In reality, mainstream Dawoodi Bohra women, whilst asserting their religious identity and religious practice, are well-educated and play a very strong role in Bohra society. They pursue careers in medicine, teaching, law and many other professions, many of them becoming leaders in their fields. However, their religion teaches them to be mindful of their enormous responsibility of rearing children and holding the family together. In an anthropological study of the Dawoodi Bohras, Mullas on the Mainframe (UCP, 2001), the author Jonah Blank says, "Bohra women are now among both the best educated and the highest-status women of any community on the Indian subcontinent".

This is contrary to the rampant media portrayal of the Dawoodi Bohra women being suppressed and voiceless.

The trial was conducted in New South Wales. Medical examination showed no evidence of any injury or harm to the two girls. The mother of the children (a qualified pharmacist), the circumciser (a qualified midwife) and the Amil were found guilty based on circumstantial evidence largely to do with intercepted phone conversations. The trial has been widely criticized as not having served justice and one ridden with flaws. The principals were given 15 months of home detention, the accessary was jailed for 15 months. The judgment is being appealed.
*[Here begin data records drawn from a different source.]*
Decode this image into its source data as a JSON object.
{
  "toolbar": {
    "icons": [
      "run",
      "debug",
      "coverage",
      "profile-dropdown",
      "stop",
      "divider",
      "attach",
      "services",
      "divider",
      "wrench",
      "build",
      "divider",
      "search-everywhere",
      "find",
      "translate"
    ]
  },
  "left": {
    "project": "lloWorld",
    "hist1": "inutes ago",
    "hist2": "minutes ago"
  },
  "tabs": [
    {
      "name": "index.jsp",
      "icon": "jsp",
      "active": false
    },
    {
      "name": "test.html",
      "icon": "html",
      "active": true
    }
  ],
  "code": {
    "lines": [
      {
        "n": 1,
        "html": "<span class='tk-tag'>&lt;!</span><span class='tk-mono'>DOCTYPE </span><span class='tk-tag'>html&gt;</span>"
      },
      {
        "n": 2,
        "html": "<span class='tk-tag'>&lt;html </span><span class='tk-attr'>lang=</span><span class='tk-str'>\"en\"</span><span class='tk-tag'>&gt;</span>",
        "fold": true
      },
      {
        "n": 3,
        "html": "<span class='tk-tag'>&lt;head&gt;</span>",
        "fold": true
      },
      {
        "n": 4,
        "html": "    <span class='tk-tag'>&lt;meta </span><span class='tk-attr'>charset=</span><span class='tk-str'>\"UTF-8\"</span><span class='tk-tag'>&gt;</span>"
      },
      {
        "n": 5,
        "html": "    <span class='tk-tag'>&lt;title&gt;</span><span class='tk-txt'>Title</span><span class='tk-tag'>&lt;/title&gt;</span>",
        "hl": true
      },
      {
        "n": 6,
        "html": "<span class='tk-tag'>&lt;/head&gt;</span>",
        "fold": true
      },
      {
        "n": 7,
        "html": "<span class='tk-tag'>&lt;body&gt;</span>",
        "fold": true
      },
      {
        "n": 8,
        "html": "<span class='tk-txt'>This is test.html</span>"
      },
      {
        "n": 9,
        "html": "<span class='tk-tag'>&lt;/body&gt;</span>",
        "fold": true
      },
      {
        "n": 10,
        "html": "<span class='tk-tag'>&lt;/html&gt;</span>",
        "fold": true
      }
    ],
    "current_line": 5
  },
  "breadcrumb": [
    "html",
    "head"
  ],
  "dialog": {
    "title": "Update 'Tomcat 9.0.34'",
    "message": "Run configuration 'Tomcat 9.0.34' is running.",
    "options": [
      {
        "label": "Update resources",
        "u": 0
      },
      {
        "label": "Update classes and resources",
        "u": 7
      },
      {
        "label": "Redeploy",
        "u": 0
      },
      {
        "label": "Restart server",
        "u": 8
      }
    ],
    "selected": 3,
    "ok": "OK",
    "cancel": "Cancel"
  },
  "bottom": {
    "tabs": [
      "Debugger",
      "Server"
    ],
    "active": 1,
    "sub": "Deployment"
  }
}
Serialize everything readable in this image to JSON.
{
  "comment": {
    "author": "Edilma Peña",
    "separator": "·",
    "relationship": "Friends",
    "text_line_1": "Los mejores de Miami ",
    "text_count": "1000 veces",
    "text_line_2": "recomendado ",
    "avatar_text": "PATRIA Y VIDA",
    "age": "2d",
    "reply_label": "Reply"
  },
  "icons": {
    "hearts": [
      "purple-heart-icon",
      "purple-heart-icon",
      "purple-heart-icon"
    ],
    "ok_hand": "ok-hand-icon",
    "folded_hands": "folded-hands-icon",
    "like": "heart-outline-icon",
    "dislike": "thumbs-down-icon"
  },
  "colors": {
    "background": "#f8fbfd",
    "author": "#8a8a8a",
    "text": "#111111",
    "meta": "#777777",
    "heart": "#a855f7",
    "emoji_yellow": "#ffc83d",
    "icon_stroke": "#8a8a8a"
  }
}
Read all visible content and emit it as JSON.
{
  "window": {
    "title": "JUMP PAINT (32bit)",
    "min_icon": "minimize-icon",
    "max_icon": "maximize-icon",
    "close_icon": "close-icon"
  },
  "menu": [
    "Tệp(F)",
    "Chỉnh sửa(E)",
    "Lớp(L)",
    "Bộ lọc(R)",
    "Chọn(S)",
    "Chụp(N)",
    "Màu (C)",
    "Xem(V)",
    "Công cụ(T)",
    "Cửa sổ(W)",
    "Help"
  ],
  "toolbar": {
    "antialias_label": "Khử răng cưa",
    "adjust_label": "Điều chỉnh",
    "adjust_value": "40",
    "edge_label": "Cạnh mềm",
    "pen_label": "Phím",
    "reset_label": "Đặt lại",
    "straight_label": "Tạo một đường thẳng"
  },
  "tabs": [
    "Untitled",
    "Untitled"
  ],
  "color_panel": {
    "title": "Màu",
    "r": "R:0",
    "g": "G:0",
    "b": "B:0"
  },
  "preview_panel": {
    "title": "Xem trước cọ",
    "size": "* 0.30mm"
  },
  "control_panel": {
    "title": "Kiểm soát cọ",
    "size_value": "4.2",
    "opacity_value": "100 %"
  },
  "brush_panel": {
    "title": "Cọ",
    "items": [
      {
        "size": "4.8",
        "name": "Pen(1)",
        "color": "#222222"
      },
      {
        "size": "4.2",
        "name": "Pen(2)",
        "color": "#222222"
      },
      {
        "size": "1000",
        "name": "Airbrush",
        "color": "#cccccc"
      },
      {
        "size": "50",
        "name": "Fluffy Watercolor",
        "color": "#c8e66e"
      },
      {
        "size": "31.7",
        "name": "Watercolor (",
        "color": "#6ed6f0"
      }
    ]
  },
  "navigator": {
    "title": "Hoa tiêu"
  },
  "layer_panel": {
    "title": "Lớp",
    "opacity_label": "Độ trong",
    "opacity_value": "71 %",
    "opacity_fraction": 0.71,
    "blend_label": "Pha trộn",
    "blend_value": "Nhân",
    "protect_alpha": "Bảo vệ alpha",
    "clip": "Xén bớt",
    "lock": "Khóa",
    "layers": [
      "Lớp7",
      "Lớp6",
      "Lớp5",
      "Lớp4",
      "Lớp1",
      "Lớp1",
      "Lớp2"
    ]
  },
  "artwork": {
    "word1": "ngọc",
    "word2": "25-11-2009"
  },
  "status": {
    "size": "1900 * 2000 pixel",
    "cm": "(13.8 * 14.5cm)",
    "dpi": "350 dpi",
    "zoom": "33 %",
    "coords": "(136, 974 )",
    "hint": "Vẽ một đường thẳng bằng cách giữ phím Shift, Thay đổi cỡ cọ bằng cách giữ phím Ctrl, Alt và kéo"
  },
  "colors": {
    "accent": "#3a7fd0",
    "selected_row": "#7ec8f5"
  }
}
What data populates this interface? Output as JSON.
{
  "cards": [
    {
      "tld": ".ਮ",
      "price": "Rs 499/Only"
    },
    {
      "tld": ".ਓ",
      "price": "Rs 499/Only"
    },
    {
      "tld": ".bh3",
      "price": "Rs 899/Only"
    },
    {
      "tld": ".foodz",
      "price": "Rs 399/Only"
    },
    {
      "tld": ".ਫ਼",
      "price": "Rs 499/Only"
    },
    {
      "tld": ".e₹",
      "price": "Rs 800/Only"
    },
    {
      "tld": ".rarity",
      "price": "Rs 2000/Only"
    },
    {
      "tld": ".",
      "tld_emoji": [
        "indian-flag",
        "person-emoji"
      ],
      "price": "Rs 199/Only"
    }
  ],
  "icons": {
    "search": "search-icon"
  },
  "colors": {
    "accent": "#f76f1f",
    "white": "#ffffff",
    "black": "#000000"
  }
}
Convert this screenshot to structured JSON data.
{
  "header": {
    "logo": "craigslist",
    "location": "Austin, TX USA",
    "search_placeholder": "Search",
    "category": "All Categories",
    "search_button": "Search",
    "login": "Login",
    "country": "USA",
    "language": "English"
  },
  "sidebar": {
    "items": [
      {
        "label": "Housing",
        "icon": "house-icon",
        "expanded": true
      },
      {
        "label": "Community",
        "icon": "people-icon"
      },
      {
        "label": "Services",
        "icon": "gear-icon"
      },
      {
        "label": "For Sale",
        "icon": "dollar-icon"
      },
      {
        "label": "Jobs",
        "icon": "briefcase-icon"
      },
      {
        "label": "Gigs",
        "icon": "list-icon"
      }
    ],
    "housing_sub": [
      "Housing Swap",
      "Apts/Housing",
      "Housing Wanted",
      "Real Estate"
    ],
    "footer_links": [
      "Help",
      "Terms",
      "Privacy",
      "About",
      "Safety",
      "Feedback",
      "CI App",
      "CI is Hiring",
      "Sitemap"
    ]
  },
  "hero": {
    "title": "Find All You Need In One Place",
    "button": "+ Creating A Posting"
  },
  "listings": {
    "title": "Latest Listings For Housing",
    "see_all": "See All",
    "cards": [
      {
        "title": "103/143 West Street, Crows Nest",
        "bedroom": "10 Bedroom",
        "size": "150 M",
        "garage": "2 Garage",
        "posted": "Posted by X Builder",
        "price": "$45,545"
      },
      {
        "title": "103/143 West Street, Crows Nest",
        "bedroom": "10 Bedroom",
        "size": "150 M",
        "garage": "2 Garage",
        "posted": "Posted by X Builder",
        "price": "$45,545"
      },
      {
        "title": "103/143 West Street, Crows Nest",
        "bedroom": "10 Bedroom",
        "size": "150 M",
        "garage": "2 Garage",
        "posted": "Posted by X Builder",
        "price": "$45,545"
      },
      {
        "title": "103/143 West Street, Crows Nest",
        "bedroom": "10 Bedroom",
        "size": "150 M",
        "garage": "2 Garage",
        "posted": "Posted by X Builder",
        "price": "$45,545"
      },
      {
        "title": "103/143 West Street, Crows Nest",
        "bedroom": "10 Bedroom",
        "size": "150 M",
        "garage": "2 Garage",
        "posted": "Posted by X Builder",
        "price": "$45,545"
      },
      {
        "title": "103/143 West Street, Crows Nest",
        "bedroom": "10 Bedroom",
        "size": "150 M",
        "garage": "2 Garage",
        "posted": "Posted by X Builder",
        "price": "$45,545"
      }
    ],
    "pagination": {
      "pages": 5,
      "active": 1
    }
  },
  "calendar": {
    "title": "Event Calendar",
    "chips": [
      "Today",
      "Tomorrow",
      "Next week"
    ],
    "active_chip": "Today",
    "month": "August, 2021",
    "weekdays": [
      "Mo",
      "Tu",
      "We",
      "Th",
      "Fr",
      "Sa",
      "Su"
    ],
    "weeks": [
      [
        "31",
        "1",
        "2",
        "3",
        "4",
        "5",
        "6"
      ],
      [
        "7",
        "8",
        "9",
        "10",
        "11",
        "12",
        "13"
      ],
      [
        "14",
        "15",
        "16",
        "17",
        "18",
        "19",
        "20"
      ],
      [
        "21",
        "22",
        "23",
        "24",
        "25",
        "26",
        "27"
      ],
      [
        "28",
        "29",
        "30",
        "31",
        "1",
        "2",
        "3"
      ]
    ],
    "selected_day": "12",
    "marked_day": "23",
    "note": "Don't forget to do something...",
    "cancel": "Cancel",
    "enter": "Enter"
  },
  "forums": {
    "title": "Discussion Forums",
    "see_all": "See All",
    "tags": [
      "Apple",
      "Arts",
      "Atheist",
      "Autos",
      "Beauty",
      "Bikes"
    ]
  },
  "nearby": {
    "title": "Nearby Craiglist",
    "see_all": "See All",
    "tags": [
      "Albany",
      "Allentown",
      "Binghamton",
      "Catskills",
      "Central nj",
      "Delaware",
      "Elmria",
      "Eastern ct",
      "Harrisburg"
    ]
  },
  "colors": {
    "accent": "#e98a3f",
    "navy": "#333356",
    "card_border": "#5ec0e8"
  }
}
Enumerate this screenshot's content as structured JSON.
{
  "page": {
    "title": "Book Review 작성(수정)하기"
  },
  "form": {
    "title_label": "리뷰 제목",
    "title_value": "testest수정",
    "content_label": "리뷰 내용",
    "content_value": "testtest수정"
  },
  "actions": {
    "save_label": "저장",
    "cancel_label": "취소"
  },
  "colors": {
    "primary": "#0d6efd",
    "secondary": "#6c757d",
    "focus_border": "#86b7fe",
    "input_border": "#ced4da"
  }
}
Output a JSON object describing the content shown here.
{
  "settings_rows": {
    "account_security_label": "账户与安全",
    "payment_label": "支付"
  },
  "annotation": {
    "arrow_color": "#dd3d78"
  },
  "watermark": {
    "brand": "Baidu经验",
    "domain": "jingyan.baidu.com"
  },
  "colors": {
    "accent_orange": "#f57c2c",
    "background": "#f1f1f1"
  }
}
Yes. Eminent sociologists, gynaecologists and academics have asked for a review of WHO's classification of FGM.

In February 2016, two eminent gynaecologists wrote in the Journal of Medical Ethics to call for a reclassification of procedures by their potential for harm rather than by the detail of procedure itself, and allow the less invasive ones (including female circumcision practiced by Bohras) to be legalised. In June 2016, the Economist also promoted the same view.